## DATA
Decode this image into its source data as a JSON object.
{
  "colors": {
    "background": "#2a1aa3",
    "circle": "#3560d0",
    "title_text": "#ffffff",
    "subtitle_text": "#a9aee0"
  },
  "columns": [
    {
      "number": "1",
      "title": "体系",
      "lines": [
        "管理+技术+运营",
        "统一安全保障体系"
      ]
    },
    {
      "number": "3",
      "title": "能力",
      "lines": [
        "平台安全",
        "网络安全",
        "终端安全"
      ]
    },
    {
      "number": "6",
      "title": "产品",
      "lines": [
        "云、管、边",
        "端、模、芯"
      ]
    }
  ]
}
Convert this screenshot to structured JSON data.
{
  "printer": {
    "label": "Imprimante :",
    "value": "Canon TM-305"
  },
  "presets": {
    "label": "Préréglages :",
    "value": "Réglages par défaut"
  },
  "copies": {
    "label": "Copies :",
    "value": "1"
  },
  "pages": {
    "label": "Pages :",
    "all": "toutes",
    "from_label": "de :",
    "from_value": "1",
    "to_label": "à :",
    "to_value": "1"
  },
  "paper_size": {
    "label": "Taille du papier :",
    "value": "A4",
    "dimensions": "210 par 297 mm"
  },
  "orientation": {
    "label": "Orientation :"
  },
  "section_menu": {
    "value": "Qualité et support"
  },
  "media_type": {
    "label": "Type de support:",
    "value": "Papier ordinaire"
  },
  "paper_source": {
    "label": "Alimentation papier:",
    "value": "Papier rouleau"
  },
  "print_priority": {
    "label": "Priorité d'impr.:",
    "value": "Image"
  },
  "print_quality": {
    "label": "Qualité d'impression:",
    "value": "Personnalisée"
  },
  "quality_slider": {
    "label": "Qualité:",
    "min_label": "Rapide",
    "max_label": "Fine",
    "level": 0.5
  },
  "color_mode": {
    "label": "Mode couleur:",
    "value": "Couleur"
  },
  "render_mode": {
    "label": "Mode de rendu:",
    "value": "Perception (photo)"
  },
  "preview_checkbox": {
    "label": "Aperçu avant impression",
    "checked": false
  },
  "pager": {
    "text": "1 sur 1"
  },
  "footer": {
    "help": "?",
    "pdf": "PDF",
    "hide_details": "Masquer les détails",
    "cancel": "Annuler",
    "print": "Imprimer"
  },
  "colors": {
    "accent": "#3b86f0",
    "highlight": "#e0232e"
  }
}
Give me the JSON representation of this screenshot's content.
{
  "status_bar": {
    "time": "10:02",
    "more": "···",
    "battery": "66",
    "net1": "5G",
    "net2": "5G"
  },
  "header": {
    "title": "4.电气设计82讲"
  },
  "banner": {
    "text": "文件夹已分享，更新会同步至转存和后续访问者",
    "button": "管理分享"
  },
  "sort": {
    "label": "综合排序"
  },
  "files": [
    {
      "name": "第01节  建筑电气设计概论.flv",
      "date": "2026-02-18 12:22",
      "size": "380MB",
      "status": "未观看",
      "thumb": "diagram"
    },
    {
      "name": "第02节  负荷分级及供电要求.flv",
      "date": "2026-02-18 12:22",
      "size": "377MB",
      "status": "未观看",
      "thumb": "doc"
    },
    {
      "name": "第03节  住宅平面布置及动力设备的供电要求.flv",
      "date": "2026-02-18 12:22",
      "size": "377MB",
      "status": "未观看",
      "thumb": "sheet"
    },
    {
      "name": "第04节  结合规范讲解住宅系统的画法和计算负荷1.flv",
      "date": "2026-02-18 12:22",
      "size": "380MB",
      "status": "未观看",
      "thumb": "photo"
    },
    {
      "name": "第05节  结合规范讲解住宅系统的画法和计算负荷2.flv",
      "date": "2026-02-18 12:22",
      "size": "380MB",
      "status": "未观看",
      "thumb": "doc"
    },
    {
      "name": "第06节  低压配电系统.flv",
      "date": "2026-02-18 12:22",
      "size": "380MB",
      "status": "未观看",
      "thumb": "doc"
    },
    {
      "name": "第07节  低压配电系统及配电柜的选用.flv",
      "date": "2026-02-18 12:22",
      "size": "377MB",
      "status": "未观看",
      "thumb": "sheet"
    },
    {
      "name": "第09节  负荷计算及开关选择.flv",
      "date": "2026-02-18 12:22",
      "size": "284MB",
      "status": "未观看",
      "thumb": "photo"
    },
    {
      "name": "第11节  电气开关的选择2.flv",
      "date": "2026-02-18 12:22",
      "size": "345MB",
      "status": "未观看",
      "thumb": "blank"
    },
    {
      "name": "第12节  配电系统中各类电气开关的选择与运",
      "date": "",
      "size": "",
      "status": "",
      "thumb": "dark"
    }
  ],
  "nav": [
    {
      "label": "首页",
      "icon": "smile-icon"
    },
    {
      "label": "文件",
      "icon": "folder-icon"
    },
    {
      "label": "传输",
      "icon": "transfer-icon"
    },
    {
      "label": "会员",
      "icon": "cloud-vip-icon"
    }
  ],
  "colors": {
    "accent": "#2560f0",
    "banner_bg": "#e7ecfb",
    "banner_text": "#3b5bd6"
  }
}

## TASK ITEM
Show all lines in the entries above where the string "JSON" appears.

## SOLUTION
Decode this image into its source data as a JSON object.
Convert this screenshot to structured JSON data.
Give me the JSON representation of this screenshot's content.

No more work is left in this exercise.